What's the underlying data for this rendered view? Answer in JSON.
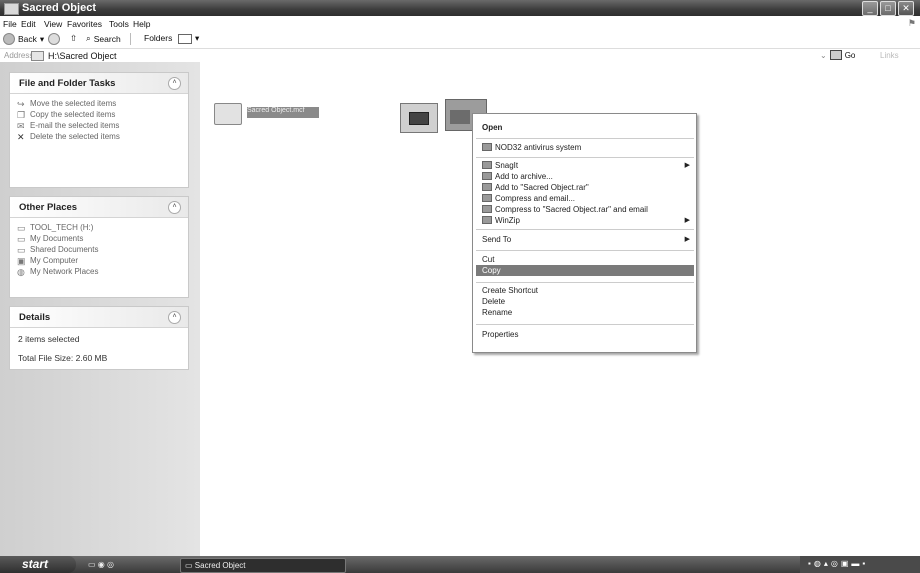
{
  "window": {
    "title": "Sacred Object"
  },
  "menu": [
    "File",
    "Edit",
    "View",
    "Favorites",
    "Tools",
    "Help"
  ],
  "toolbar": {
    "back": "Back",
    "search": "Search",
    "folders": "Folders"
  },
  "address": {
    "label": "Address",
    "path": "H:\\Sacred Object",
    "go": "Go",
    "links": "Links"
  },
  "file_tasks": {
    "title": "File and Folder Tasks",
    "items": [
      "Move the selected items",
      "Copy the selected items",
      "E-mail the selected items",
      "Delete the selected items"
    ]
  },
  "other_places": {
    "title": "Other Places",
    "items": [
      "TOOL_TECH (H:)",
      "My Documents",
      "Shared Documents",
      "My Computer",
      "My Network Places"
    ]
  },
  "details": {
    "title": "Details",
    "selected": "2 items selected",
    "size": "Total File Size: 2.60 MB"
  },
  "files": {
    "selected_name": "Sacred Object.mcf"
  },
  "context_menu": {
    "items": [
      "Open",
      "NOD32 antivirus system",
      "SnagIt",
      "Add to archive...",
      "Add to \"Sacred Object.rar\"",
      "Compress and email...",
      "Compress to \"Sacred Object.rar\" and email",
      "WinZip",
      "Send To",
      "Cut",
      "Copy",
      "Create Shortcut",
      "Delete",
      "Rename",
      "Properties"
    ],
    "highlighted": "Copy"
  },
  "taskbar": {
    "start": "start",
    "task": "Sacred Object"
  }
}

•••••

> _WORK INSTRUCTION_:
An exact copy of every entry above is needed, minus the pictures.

> _WORKED SOLUTION_:
What's the underlying data for this rendered view? Answer in JSON.
{
  "window": {
    "title": "Sacred Object"
  },
  "menu": [
    "File",
    "Edit",
    "View",
    "Favorites",
    "Tools",
    "Help"
  ],
  "toolbar": {
    "back": "Back",
    "search": "Search",
    "folders": "Folders"
  },
  "address": {
    "label": "Address",
    "path": "H:\\Sacred Object",
    "go": "Go",
    "links": "Links"
  },
  "file_tasks": {
    "title": "File and Folder Tasks",
    "items": [
      "Move the selected items",
      "Copy the selected items",
      "E-mail the selected items",
      "Delete the selected items"
    ]
  },
  "other_places": {
    "title": "Other Places",
    "items": [
      "TOOL_TECH (H:)",
      "My Documents",
      "Shared Documents",
      "My Computer",
      "My Network Places"
    ]
  },
  "details": {
    "title": "Details",
    "selected": "2 items selected",
    "size": "Total File Size: 2.60 MB"
  },
  "files": {
    "selected_name": "Sacred Object.mcf"
  },
  "context_menu": {
    "items": [
      "Open",
      "NOD32 antivirus system",
      "SnagIt",
      "Add to archive...",
      "Add to \"Sacred Object.rar\"",
      "Compress and email...",
      "Compress to \"Sacred Object.rar\" and email",
      "WinZip",
      "Send To",
      "Cut",
      "Copy",
      "Create Shortcut",
      "Delete",
      "Rename",
      "Properties"
    ],
    "highlighted": "Copy"
  },
  "taskbar": {
    "start": "start",
    "task": "Sacred Object"
  }
}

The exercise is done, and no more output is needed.